“The (Criminal Investigation Department) conducts an investigation and if, for example, the use of weapon is not according to the IGP Standing Orders then (the) case is referred to the disciplinary authority of the (Attorney-General’s Chambers),” Inspector-General of Police Khalid Abu Bakar (left) is quoted as saying.
Between January 2005 and May 2012, the HRW reports, the CID opened 4,334 files against police personnel but only about a third were referred to the AG's Chambers for prosecution.
About a quarter of the investigation papers led to prosecution, but the rest were not prosecuted due to ‘lack of evidence’ and 68 percent of the cases were pending investigation as at May last year. Some files were opened in 2005.
“Malaysian police evidently believe that their at times outrageous public statements on shooting deaths won’t be subject to competing evidence and accounts in the media,” HRW deputy Asia director Phil Robertson said.

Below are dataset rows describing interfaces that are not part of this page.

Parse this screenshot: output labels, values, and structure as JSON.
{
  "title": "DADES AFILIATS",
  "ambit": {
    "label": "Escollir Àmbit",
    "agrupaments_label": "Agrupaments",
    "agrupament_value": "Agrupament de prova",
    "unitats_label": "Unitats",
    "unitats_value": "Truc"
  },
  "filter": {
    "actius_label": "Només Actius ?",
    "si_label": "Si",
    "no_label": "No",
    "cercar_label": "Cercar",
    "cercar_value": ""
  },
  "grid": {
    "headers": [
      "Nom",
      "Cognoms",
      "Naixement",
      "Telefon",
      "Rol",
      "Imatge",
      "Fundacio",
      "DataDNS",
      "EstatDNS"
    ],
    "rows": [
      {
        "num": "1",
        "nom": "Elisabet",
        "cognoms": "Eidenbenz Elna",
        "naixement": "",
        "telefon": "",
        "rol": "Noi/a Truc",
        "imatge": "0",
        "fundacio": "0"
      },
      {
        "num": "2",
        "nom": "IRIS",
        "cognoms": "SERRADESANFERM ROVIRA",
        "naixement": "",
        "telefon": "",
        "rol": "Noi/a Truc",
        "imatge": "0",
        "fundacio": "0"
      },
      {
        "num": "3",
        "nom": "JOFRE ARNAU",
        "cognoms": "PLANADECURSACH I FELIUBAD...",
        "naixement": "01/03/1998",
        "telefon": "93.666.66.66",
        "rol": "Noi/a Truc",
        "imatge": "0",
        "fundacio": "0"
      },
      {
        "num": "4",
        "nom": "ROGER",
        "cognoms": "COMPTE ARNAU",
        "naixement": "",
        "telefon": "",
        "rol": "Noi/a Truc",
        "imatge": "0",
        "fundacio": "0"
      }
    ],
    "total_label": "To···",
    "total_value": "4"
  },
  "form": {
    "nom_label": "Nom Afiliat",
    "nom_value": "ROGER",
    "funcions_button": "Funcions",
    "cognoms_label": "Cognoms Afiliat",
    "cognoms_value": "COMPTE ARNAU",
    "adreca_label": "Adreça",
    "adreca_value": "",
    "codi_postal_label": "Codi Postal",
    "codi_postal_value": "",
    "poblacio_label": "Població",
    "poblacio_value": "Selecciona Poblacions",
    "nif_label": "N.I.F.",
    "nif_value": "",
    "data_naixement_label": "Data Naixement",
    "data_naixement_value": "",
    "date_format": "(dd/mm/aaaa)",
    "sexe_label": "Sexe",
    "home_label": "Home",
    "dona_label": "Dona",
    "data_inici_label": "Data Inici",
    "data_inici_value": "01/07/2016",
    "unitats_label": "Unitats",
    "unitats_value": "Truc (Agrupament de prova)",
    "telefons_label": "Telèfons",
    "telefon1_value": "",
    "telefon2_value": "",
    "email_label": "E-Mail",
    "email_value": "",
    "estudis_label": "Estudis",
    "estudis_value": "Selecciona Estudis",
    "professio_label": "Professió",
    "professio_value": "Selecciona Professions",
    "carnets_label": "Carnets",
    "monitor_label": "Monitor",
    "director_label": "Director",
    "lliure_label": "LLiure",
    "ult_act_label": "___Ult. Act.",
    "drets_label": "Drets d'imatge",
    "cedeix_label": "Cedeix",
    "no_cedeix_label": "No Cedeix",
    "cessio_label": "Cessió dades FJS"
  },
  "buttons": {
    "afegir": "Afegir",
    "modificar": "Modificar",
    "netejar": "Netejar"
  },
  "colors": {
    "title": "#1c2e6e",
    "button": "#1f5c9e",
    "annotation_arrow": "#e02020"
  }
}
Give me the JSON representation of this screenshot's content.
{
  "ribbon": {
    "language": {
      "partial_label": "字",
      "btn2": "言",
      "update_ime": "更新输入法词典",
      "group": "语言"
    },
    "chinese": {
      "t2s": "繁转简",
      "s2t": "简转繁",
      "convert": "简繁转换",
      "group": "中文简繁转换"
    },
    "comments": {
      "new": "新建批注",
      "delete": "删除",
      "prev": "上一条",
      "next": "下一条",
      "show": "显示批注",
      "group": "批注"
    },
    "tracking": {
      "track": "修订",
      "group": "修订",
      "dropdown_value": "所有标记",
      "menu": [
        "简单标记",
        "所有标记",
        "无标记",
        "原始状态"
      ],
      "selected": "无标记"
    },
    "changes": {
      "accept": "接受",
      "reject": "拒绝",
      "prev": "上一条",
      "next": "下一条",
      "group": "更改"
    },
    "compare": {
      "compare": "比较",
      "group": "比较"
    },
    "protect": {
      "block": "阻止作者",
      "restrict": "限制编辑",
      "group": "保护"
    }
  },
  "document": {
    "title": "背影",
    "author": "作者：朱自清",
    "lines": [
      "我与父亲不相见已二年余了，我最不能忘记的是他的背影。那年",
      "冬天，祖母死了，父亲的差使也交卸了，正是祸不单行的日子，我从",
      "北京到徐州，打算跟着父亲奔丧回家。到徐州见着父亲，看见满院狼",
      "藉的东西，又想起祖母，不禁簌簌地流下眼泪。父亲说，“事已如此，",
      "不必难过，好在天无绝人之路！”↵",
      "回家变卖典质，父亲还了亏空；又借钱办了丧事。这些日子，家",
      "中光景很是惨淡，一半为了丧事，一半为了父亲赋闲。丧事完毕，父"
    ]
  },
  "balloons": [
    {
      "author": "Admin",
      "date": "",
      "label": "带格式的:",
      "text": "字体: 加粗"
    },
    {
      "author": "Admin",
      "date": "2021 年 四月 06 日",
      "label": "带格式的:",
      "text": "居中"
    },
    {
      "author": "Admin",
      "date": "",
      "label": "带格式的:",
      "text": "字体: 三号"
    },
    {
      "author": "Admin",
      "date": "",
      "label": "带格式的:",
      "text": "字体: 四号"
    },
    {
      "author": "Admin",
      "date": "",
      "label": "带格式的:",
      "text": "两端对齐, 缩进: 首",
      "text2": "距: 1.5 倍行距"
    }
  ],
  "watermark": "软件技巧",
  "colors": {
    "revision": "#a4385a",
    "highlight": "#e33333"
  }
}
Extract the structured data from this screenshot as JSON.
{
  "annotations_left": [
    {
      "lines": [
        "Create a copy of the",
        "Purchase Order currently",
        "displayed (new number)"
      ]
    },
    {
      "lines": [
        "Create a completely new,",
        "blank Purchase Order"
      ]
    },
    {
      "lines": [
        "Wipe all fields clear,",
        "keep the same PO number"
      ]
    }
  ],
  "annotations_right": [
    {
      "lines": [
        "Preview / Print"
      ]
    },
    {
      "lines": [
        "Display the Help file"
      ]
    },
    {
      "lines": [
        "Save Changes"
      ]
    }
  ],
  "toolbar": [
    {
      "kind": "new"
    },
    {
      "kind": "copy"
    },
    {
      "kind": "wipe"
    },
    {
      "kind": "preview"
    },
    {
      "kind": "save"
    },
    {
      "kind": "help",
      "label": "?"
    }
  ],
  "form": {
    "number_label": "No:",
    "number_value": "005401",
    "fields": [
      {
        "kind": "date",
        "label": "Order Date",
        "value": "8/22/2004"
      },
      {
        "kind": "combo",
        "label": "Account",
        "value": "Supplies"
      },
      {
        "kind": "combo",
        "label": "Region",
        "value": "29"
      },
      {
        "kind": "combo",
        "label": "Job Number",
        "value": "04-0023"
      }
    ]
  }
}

“And so far, sadly, victims have little recourse because police investigate themselves, ignore external oversight requests and manipulate the system.”
HRW notes that numerous cases have been dismissed using a legal precedent which requires the individual who committed the misconduct to be identified.
“Victims of police abuse, such as indiscriminate shooting or excessive use of force during demonstrations, told (HRW) about the difficulties they face in identifying members of the riot police who have attacked or shot at them.
“For instance, during the two Bersih rallies in 2011 and 2012, riot police were not wearing name tags or identification numbers on their uniforms.”
Robertson said that the first step in fixing this is to set up an independent oversight body which has enough resources and teeth to compel action against police abuse.
Until then, he said, “distrust” will continue to pollute the relationship between police and the public.